PCMag recent reviewed the Tonal system, and had high praise. Awarding it the “Editor’s Choice” and a score of 4.5/5, their bottom line was that “The Tonal system isn’t cheap, but it’s like having a full gym’s worth of strength training equipment—and a virtual personal trainer—in your home.”
Some of the benefits highlighted by PCMag were the ability to do partner workouts, Tonal automatically setting and adjusting weights for you, a wide selection of workouts, great instructors and decent music.
As for the cons? The cost was the main one. They also noted that the Tonal is not able to give you real time form feedback, and there are no options for live classes.
Definitely head over to PCMag for the full in-depth review. They cover it in a lot of detail, so if you’ve been considering the Tonal or are looking for more information, this is a great article for you. We’ll leave you with PCMag’s conclusion:
Since receiving the review unit, I have used my Tonal nearly every day, and some days I’ve done two workouts on it. It has challenged me, and I’ve absolutely gotten stronger using it.
If you’re looking to start lifting, or want to level up your existing routine, the Tonal system is a solid addition to any home gym, provided you have the space and money for it. It supports more than 170 moves ranging from dead lifts to chest presses, and offers a nice variety of effective, fun classes and programs for everyone from beginners to advanced lifters.
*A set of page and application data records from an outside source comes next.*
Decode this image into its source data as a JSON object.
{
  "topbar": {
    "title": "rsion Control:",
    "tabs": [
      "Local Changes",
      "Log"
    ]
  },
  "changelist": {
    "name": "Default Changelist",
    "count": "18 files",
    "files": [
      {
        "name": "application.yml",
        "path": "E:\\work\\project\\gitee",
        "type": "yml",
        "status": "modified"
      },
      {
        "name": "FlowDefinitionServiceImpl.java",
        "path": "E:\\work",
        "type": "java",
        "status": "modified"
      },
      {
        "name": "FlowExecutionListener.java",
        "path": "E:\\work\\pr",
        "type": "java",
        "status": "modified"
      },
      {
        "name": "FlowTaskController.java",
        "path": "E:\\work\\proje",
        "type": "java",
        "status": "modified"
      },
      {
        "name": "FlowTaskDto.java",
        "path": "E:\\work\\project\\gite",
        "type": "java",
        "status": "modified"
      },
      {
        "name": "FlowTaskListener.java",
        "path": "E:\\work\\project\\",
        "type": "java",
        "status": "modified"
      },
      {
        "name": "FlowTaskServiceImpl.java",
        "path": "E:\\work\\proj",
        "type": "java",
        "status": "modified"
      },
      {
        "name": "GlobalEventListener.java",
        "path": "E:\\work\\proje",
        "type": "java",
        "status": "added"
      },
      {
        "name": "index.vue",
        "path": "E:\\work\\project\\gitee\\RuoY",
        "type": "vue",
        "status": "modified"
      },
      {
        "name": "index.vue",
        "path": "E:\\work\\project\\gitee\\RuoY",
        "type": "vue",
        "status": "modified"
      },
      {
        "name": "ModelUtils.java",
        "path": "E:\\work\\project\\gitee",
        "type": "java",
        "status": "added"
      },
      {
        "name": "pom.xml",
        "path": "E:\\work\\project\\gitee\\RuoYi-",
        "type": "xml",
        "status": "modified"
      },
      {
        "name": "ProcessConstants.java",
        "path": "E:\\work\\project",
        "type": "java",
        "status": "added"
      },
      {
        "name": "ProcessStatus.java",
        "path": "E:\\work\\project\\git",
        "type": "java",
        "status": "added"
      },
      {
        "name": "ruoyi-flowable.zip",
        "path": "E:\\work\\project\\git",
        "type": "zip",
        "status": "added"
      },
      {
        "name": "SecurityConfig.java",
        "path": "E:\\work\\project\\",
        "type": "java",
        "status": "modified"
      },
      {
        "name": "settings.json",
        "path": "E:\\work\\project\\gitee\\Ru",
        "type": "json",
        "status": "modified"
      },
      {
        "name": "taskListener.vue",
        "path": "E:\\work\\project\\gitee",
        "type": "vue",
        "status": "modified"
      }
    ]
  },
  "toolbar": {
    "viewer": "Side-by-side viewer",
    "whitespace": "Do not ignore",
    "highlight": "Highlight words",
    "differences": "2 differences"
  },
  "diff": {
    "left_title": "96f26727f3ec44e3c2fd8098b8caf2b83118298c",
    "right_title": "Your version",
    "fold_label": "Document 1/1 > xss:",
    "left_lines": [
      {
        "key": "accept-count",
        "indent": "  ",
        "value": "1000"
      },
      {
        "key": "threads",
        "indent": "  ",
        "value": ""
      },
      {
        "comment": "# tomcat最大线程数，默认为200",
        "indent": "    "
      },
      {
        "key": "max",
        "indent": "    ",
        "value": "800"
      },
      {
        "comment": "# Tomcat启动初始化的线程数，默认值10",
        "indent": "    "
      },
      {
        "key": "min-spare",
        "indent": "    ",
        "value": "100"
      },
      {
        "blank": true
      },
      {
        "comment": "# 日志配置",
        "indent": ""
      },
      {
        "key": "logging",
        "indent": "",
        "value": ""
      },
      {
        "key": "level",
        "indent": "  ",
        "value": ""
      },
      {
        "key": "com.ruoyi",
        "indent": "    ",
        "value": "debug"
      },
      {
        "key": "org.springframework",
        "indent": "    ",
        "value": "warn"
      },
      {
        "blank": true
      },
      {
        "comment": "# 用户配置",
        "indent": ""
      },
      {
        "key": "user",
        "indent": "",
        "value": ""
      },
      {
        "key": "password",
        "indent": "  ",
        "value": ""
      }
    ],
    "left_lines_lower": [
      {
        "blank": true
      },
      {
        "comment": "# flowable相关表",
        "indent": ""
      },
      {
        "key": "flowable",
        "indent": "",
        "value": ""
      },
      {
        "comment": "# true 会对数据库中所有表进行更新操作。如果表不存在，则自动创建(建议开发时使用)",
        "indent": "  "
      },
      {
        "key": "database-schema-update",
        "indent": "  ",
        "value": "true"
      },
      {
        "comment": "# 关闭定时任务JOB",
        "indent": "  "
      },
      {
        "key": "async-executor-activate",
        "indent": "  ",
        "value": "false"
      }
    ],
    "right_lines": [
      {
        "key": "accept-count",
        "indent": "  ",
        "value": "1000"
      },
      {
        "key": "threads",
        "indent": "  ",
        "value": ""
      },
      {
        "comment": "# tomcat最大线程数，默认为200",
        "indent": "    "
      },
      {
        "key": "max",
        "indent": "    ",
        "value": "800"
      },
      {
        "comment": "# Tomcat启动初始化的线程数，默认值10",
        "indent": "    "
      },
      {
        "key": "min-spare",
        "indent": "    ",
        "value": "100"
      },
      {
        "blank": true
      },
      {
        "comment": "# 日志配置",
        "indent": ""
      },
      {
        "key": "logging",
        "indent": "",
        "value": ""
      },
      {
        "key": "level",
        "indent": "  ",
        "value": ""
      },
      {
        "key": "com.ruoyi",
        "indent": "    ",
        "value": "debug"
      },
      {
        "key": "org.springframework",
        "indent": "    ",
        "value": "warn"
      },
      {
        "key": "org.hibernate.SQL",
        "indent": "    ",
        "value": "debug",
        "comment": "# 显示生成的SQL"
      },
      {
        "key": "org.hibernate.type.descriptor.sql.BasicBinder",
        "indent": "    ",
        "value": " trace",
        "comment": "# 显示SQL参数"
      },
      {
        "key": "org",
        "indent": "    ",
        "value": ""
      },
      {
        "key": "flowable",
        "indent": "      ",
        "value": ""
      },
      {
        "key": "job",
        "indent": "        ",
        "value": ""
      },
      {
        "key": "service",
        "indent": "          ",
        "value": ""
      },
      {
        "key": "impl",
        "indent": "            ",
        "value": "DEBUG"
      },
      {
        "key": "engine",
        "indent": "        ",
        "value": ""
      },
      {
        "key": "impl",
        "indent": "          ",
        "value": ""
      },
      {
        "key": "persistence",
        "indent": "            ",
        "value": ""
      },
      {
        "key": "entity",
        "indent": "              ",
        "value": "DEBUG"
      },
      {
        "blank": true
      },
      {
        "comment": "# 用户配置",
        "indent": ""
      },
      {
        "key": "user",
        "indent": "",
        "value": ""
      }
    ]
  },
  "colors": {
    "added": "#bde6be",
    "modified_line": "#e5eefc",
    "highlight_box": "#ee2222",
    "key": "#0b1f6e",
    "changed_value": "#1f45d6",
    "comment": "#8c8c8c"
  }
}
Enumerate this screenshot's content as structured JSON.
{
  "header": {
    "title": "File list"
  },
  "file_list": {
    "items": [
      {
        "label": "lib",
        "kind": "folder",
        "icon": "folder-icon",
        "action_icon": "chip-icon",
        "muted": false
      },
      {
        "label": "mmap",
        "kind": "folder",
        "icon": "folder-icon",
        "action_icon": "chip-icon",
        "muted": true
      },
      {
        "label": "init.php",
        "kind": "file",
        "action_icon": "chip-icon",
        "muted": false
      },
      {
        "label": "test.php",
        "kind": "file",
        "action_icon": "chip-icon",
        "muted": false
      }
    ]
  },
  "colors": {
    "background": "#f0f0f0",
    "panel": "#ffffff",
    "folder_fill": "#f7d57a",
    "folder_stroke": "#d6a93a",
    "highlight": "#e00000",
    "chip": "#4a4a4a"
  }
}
Priced at $2,995 plus tax, delivery, accessories, and a $49 monthly membership, Tonal is one of the more expensive connected fitness machines on the market, surpassing the $1,995 Tempo Studio, which combines traditional weights with AI technology. But it’s the only product we know of that combines sophisticated weight training equipment with genuinely smart software, making it worth the high price, as well as our Editors’ Choice.